“In making appointments to his Council of Ministers our Governor shall use his best endeavours to select his Ministers in the following manner, that is to say, to appoint in consultation with the person who in his judgement is most likely to command a stable majority in the Legislature those persons (including so far as practicable members of important minority communities) who will best be in a position collectively to command the confidence of the Legislature. In so acting, he shall bear constantly in mind the need for fostering a sense of joint responsibility among his Ministers.”
But the fate of this provision ended with the Congress depriving Dalits their right to representation in the Cabinet. Then Governors gave full accommodation to the Congress’s own selection.
Dr Ambedkar might have hoped that democracy would progress in India and Dalits would eventually find a share in the power politics. Only this explains why he was not desperate to ensure Dalits’ right to representation in the Cabinet by way of constitutional provisions itself. But the history of Indian politics has only carved out a sad commentary. Beyond their guaranteed right to be represented in the Legislature, the right of the SCs and STs, though comprising one-fourth of the population as per the 2011 census data, to be represented in the Cabinet has fallen into oblivion. Their politics has become un-statesmanlike and it does not aspire holding crucial Cabinet posts. With no say in the higher Executive, they have no hold in the real administration.
In a way, this explains the jugglery of token representation employed by the Dravidian parties or by the BJP, Congress and the Communist parties – be it national or state. The clause in the Instrument of Instructions mentioned above, guaranteeing Cabinet representation for men and women of stellar character from Dalits, is miserably inconsonant to the connecting chord of popular political parties. This democratic demand is only met with cold indifference and studied silence.
Ilaiyaraaja is nothing but a token when it comes to the representation of Dalits. Draupadi Murmu will likely become the nation’s first President from the Scheduled Tribe community. But are they chosen because they are the voiceless voices of Dalits? Will the country’s first citizen unfailingly stand for its downtrodden citizens? Will the musician learn the responsibility of speaking for the weaker sections? Will the Dalit ghettos of Chennai achieve civic development from its Mayor? These are the pertinent questions to be asked and answered as well.
Dr Ambedkar envisioned men of learning so great that they could sit on the pinnacle of the palace and from there can make the overall surveillance of Dalits. To protect his people, he desired to create such sharp-eyed people. The suo moto realisation of this vision is not possible as Indian politics is yet to acquaint itself with the pith and substance of an efficient representative democracy. Dalit tokenism only reconfirms the already established ‘norm’ of the docile representation of SCs and STs in Legislatures and Executives.
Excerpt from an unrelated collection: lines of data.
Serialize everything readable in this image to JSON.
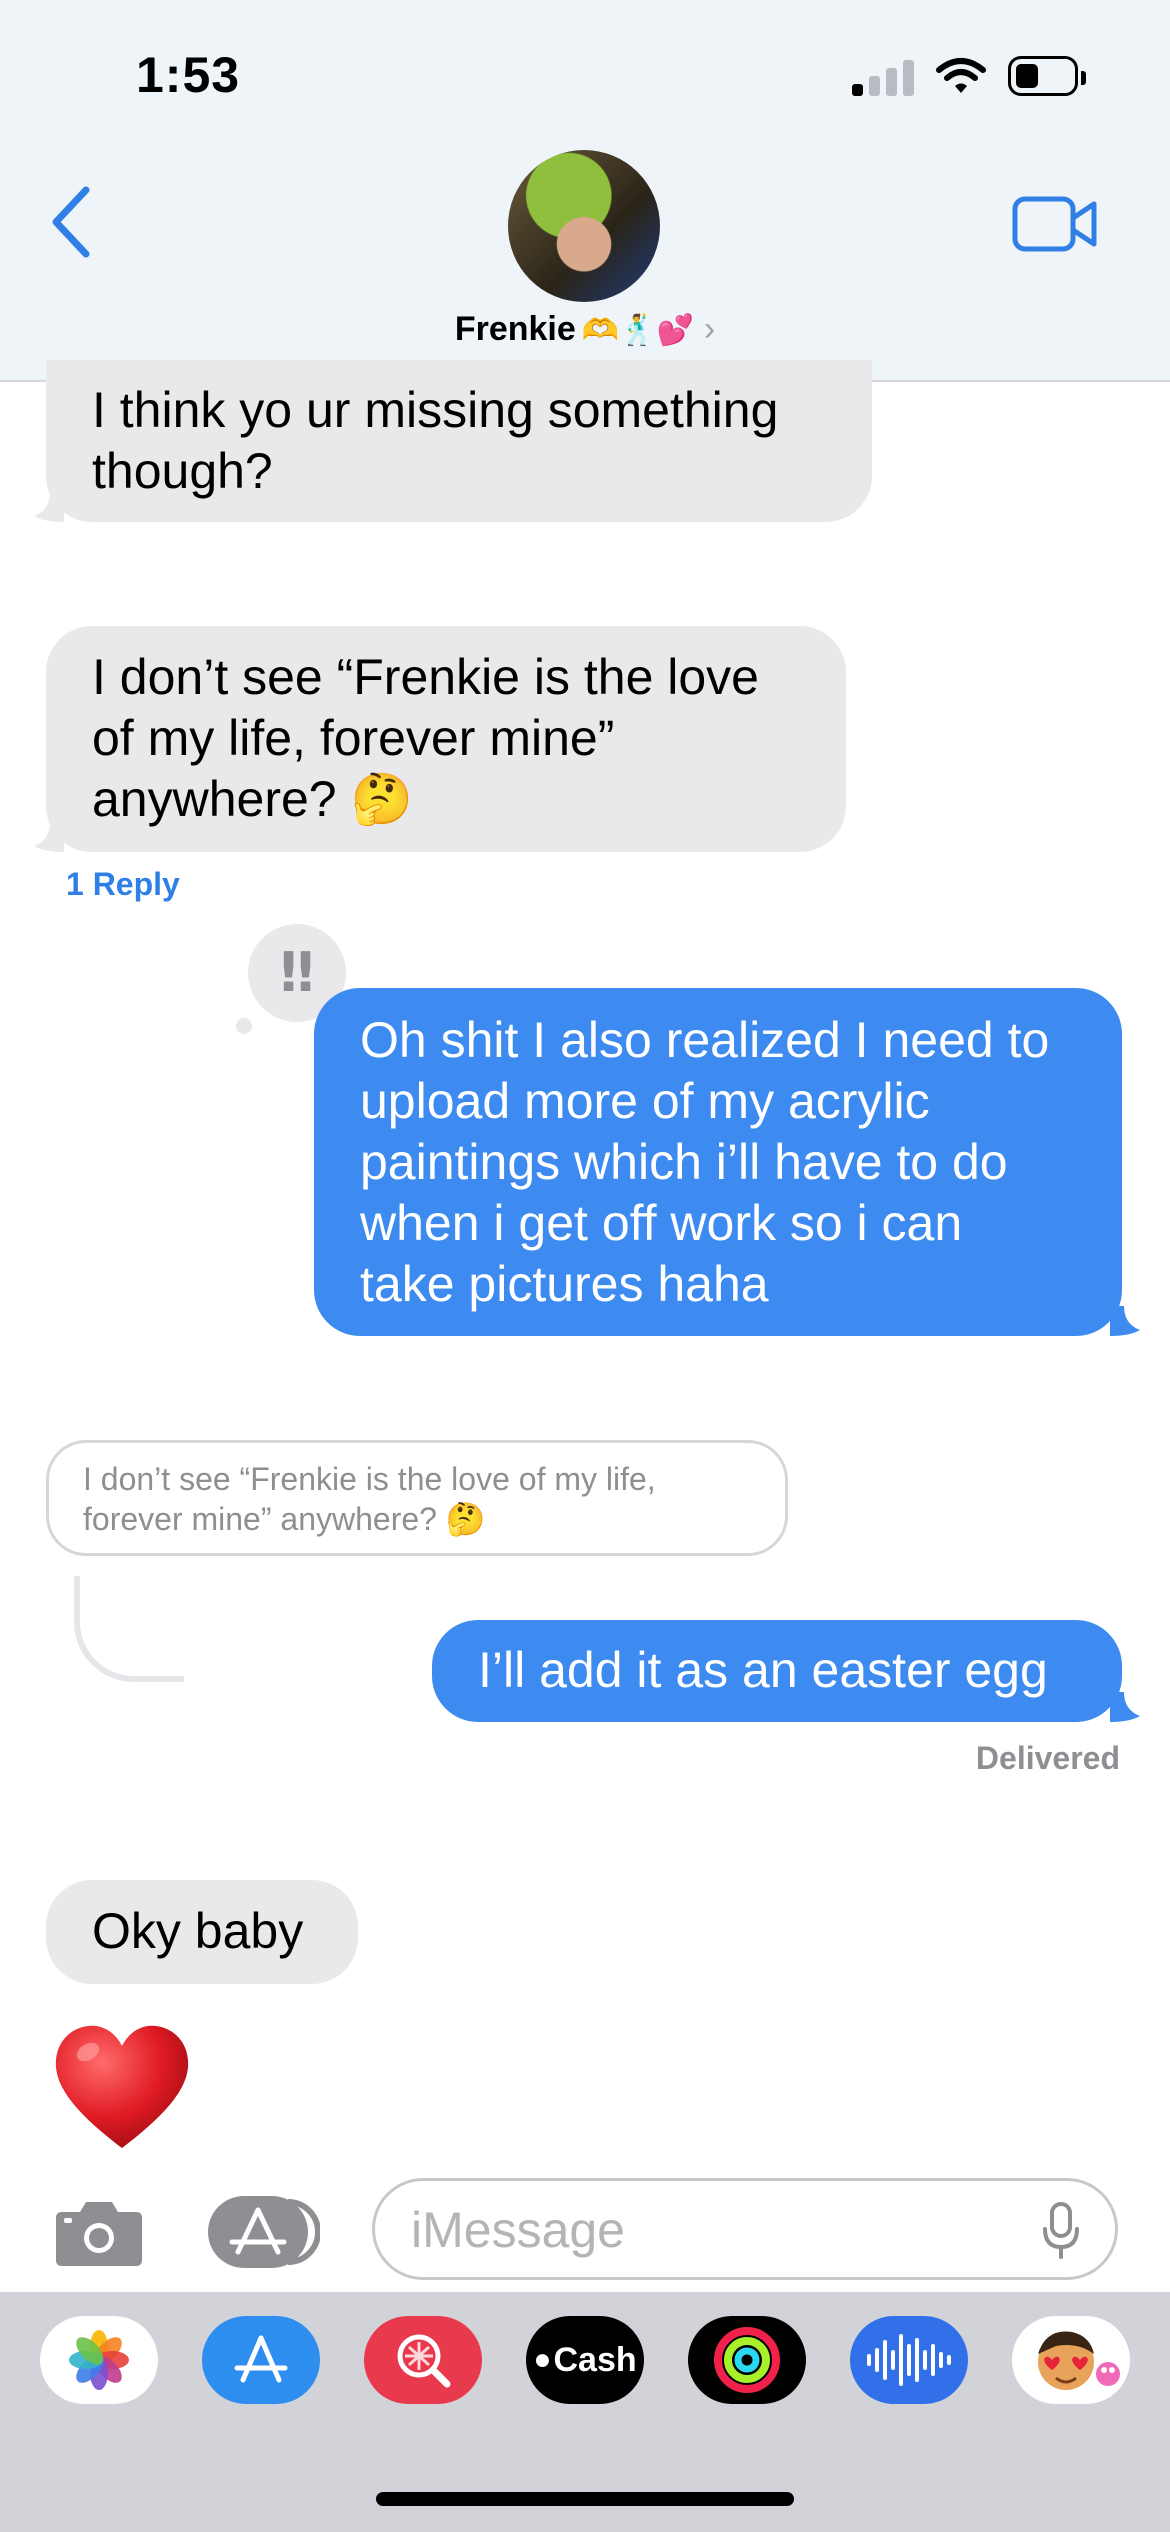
{
  "status_bar": {
    "time": "1:53"
  },
  "header": {
    "contact_name": "Frenkie",
    "name_emojis": "🫶🕺💕",
    "chevron": "›"
  },
  "messages": [
    {
      "id": "m1",
      "side": "received",
      "text_lines": [
        "I think yo ur missing something",
        "though?"
      ]
    },
    {
      "id": "m2",
      "side": "received",
      "text_lines": [
        "I don’t see “Frenkie is the love",
        "of my life, forever mine”",
        "anywhere? 🤔"
      ],
      "reply_count_label": "1 Reply"
    },
    {
      "id": "m3",
      "side": "sent",
      "tapback": "‼",
      "text_lines": [
        "Oh shit I also realized I need to",
        "upload more of my acrylic",
        "paintings which i’ll have to do",
        "when i get off work so i can",
        "take pictures haha"
      ]
    },
    {
      "id": "m4",
      "side": "sent",
      "quoted_lines": [
        "I don’t see “Frenkie is the love of my life,",
        "forever mine” anywhere? 🤔"
      ],
      "text_lines": [
        "I’ll add it as an easter egg"
      ],
      "status": "Delivered"
    },
    {
      "id": "m5",
      "side": "received",
      "text_lines": [
        "Oky baby"
      ]
    },
    {
      "id": "m6",
      "side": "received",
      "emoji": "❤️"
    }
  ],
  "input_bar": {
    "placeholder": "iMessage"
  },
  "app_drawer": [
    {
      "name": "Photos",
      "icon": "photos-icon"
    },
    {
      "name": "App Store",
      "icon": "app-store-icon"
    },
    {
      "name": "Images",
      "icon": "images-search-icon"
    },
    {
      "name": "Cash",
      "label": "Cash",
      "icon": "apple-cash-icon"
    },
    {
      "name": "Activity",
      "icon": "activity-rings-icon"
    },
    {
      "name": "Audio",
      "icon": "audio-message-icon"
    },
    {
      "name": "Memoji",
      "icon": "memoji-stickers-icon"
    }
  ],
  "colors": {
    "sent_bubble": "#3d8bf0",
    "received_bubble": "#e9e9eb",
    "accent": "#2f7fe6",
    "header_bg": "#eef4f8"
  }
}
This practice has long been exposed by Dr Ambedkar under the Chapter ‘A Mean Deal’. This meanness will continue until a conscious attempt is externally made against the established norm. Besides, while the attempt can be anticipated only from the ghettos of Dalits, are its representatives aware of this responsibility? Draupadi Murmu, Ilaiyaraaja, Priya Rajan can assert this by their affirmative actions in the national, state and local realm respectively.
AB Karl Marx Siddharthar is a practising advocate, channelising his interest in the Scheduled Caste and Scheduled Tribe (Prevention of Atrocities) Act, 1989. He is also the author of UNCASTE: Understanding Unmarriageability: The Way Forward To Annihilate Caste.
Views expressed are the author’s own.